Check each line of the entries below for the string "text"; copy every line where it appears.

#### Task material ####

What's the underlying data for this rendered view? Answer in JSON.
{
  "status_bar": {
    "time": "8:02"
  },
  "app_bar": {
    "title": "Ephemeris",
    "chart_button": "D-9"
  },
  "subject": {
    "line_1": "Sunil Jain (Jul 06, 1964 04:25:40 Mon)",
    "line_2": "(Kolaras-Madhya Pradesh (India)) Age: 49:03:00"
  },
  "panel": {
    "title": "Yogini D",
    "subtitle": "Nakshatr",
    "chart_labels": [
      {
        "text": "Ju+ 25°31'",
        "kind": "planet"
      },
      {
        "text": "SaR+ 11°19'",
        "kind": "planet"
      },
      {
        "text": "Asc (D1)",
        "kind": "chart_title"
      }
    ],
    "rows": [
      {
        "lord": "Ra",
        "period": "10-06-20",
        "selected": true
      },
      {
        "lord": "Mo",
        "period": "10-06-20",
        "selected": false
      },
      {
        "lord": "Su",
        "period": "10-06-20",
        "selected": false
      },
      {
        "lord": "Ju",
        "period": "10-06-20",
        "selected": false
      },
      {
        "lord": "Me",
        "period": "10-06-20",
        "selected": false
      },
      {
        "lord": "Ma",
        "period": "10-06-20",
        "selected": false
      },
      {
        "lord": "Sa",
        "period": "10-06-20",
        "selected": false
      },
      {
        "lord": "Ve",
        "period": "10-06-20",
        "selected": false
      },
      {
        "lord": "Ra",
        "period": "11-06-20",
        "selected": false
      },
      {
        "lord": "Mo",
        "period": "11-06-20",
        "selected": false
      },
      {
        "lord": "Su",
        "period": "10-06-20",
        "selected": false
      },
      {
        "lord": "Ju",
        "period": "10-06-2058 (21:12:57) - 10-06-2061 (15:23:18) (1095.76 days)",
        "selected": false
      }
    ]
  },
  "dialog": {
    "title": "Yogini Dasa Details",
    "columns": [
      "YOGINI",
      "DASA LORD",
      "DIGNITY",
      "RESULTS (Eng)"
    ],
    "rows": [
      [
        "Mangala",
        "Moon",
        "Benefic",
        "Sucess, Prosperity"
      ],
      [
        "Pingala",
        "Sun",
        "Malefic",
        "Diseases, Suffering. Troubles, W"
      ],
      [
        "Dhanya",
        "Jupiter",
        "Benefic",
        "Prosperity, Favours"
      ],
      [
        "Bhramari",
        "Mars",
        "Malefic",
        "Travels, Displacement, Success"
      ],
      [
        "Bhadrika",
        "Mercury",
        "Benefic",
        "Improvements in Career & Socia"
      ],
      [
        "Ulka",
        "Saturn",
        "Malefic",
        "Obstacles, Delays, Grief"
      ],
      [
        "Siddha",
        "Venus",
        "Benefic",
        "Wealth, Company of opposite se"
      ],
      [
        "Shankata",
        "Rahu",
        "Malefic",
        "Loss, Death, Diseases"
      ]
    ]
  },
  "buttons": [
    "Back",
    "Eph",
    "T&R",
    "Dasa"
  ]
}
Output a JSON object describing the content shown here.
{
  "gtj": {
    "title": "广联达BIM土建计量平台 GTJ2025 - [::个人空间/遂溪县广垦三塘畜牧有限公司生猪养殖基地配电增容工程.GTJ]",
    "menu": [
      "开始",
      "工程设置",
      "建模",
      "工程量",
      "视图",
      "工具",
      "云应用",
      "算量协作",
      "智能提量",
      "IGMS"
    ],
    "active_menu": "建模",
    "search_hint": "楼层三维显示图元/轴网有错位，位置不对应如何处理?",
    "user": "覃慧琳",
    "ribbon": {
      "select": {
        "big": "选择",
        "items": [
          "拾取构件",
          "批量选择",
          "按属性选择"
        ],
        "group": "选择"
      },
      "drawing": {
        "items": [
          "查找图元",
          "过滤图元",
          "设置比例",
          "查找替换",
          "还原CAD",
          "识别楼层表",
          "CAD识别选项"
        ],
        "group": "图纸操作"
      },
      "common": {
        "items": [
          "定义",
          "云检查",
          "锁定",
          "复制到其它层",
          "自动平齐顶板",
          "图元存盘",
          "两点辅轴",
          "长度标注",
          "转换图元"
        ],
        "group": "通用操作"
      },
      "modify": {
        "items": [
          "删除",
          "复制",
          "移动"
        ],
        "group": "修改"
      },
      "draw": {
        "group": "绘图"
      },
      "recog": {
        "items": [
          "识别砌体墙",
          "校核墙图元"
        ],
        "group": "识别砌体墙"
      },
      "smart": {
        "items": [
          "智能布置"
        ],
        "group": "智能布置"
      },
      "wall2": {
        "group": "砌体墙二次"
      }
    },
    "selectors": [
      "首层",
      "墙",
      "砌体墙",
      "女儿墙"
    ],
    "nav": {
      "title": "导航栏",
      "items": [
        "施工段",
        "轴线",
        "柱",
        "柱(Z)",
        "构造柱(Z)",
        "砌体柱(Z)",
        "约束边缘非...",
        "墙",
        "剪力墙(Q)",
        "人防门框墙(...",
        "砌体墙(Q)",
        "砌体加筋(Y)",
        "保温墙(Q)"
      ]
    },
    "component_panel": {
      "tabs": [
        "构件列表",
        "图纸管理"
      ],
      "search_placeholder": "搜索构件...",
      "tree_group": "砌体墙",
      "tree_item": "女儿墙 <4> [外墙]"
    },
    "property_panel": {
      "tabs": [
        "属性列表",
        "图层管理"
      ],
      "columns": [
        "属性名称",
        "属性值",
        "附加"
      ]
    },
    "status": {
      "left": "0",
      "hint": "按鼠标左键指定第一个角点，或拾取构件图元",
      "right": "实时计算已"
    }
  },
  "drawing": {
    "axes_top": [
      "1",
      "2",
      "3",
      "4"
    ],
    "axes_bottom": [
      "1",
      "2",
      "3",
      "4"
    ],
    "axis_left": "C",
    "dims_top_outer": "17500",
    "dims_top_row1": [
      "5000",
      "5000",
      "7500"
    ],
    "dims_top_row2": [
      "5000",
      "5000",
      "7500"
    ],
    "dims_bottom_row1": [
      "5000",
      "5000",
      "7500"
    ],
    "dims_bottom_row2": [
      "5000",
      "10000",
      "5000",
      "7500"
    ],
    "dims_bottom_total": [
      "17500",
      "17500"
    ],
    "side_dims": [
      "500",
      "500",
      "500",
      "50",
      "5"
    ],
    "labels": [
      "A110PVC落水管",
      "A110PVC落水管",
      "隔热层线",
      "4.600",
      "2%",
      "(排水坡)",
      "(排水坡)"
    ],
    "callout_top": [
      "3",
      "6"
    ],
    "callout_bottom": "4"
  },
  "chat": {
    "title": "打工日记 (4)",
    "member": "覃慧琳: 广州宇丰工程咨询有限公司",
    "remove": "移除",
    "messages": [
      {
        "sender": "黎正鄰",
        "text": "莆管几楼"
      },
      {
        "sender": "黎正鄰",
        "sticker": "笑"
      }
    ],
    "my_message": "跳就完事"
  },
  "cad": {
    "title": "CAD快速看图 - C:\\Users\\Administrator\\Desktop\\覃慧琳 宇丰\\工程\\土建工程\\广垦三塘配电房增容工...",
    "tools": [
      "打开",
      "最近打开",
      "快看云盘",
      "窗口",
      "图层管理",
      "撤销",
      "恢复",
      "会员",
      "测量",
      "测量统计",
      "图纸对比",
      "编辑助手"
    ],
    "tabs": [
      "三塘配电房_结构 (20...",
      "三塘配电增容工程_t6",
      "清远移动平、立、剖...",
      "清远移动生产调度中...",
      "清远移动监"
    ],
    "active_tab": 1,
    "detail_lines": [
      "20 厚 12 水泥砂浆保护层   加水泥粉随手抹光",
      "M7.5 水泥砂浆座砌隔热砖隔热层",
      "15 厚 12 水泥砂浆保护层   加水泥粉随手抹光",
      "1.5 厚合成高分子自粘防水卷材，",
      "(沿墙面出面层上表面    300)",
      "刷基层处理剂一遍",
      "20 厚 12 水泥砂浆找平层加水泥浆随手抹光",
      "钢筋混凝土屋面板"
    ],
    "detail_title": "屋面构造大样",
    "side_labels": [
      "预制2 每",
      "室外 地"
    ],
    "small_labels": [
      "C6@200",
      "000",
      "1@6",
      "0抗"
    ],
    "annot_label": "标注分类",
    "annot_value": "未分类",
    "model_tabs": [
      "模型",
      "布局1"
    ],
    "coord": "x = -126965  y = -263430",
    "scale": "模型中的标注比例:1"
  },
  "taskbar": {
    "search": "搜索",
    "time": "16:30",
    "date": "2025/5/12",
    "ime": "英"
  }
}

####

# Completed task:
        "text": "Ju+ 25°31'",
        "text": "SaR+ 11°19'",
        "text": "Asc (D1)",
        "text": "莆管几楼"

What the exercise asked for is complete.